There are many ways.
For a beginner, as strength gains can be very fast – sometimes say 5% a week for sustained periods – it is entirely workable to add a rep per week until reaching some figure, then adding weight and building reps back up again. As noted, this shouldn’t be to an extreme such as down to 2 reps.
Those who have already increased their strength greatly from their starting point are not generally going to see sustained strength increases as fast as 2-5% per week, which is what an added rep typically represents.
There are many methods.
There is a lot to be said for periodization: that is to say, not training at the same percent 1RM all the time, but in a programmed plan.
For example, if following the Wendler 5-3-1 plan, week 1 works up to 77% 1RM (if not employing the arithmetical gymnastics), week 2 works up to 81%, week 3 works up to 86%, and week 4 is a deload week.
Then next time around some modest weight is added. Or in other words, weight is added per 4 weeks, not per 1 week, but every workout is heavier than the last workout that was at the same percent 1RM.
Or another example, I used to follow a progression from Scott Warman where training cycles started at 60% 1RM for 2 sets of 9 in each exercise, and added 5% 1RM each week till ending at 2 sets of 3 at 90%. The nominal 1RM (used for calculations) would then go up for the next cycle. Again, each workout is at differing percent 1RM, and that weight is always heavier than the last time that percentage was used.

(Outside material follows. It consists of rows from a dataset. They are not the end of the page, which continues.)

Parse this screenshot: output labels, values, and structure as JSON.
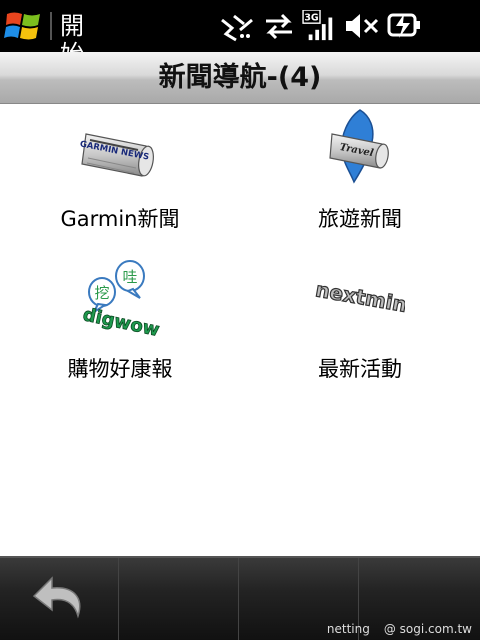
{
  "statusbar": {
    "start_label": "開始",
    "icons": [
      "windows-logo",
      "connectivity-icon",
      "sync-arrows-icon",
      "3g-signal-icon",
      "mute-speaker-icon",
      "battery-charging-icon"
    ],
    "signal_type": "3G"
  },
  "titlebar": {
    "title": "新聞導航-(4)"
  },
  "tiles": [
    {
      "label": "Garmin新聞",
      "icon": "garmin-news-icon",
      "logo_text": "GARMIN NEWS"
    },
    {
      "label": "旅遊新聞",
      "icon": "travel-news-icon",
      "logo_text": "Travel"
    },
    {
      "label": "購物好康報",
      "icon": "shopping-deals-icon",
      "logo_text": "digwow",
      "bubble_text_1": "挖",
      "bubble_text_2": "哇"
    },
    {
      "label": "最新活動",
      "icon": "latest-events-icon",
      "logo_text": "nextmin"
    }
  ],
  "bottombar": {
    "back_icon": "back-arrow-icon",
    "credit_left": "netting",
    "credit_right": "@ sogi.com.tw"
  }
}
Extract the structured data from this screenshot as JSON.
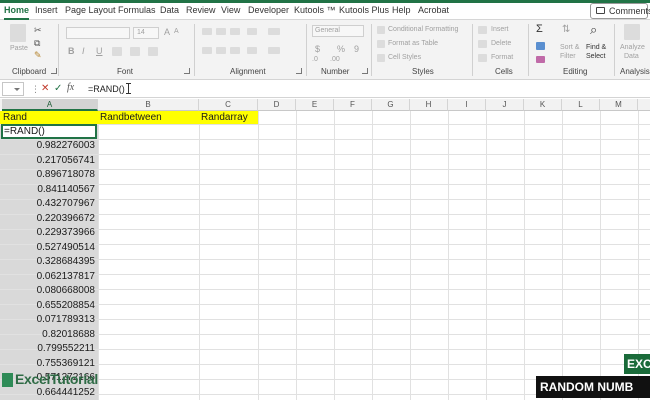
{
  "menu": {
    "tabs": [
      {
        "label": "Home",
        "active": true
      },
      {
        "label": "Insert"
      },
      {
        "label": "Page Layout"
      },
      {
        "label": "Formulas"
      },
      {
        "label": "Data"
      },
      {
        "label": "Review"
      },
      {
        "label": "View"
      },
      {
        "label": "Developer"
      },
      {
        "label": "Kutools ™"
      },
      {
        "label": "Kutools Plus"
      },
      {
        "label": "Help"
      },
      {
        "label": "Acrobat"
      }
    ],
    "comments_label": "Comments"
  },
  "ribbon": {
    "groups": {
      "clipboard": "Clipboard",
      "font": "Font",
      "alignment": "Alignment",
      "number": "Number",
      "styles": "Styles",
      "cells": "Cells",
      "editing": "Editing",
      "analysis": "Analysis"
    },
    "clipboard": {
      "paste": "Paste"
    },
    "font": {
      "size": "14",
      "bold": "B",
      "italic": "I",
      "underline": "U",
      "grow": "A",
      "shrink": "A"
    },
    "number": {
      "format": "General",
      "currency": "$",
      "percent": "%",
      "comma": "9",
      "inc": ".0",
      "dec": ".00"
    },
    "styles": {
      "conditional": "Conditional Formatting",
      "table": "Format as Table",
      "cell": "Cell Styles"
    },
    "cells": {
      "insert": "Insert",
      "delete": "Delete",
      "format": "Format"
    },
    "editing": {
      "sigma": "Σ",
      "sort": "Sort &",
      "filter": "Filter",
      "find": "Find &",
      "select": "Select"
    },
    "analysis": {
      "analyze": "Analyze",
      "data": "Data"
    }
  },
  "formula_bar": {
    "value": "=RAND()",
    "cancel_icon": "close-icon",
    "enter_icon": "check-icon",
    "fx": "fx"
  },
  "columns": [
    "A",
    "B",
    "C",
    "D",
    "E",
    "F",
    "G",
    "H",
    "I",
    "J",
    "K",
    "L",
    "M",
    "N"
  ],
  "headers": {
    "a": "Rand",
    "b": "Randbetween",
    "c": "Randarray"
  },
  "active_cell_value": "=RAND()",
  "rand_values": [
    "0.982276003",
    "0.217056741",
    "0.896718078",
    "0.841140567",
    "0.432707967",
    "0.220396672",
    "0.229373966",
    "0.527490514",
    "0.328684395",
    "0.062137817",
    "0.080668008",
    "0.655208854",
    "0.071789313",
    "0.82018688",
    "0.799552211",
    "0.755369121",
    "0.571272166",
    "0.664441252"
  ],
  "watermark": {
    "brand": "ExcelTutorial"
  },
  "overlay": {
    "badge": "EXC",
    "banner": "RANDOM NUMB"
  },
  "colors": {
    "accent": "#217346",
    "header_fill": "#ffff00"
  }
}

Or presently I follow a system where an Excel spreadsheet has a column (call it A) for starting 1RM’s or values used for such that were correct at a point a while back, then a column B which originally was simply a copy of Column A but is allowed to be tweaked as appropriate though not to values less than in A.
There is a cell for the number of weeks into the program, the multiple of increase aimed for per week (I am using 1.008), and that increase raised to the power of the number of weeks. So for example, 10 weeks later, that cell will have the value of about 1.08 (actually 1.083 due to compounding). That actually is a very aggressive rate. Matching it is good success.
A column C then has the Column B figures multiplied by this planned strength increase, for each percent 1RM I might want to do.
I can then do any workout program, changing on the fly if need be, with weights that increase slightly with time.
Yes, this requires actually writing things down and planning, and I know that many have gotten big and strong with no writing or planning and don’t want to do any. But if dealing with the question of how to add weights when strength isn’t increasing as fast as 1 rep per week or 5 lb per week, then these ways which do involve planning and writing can be very useful.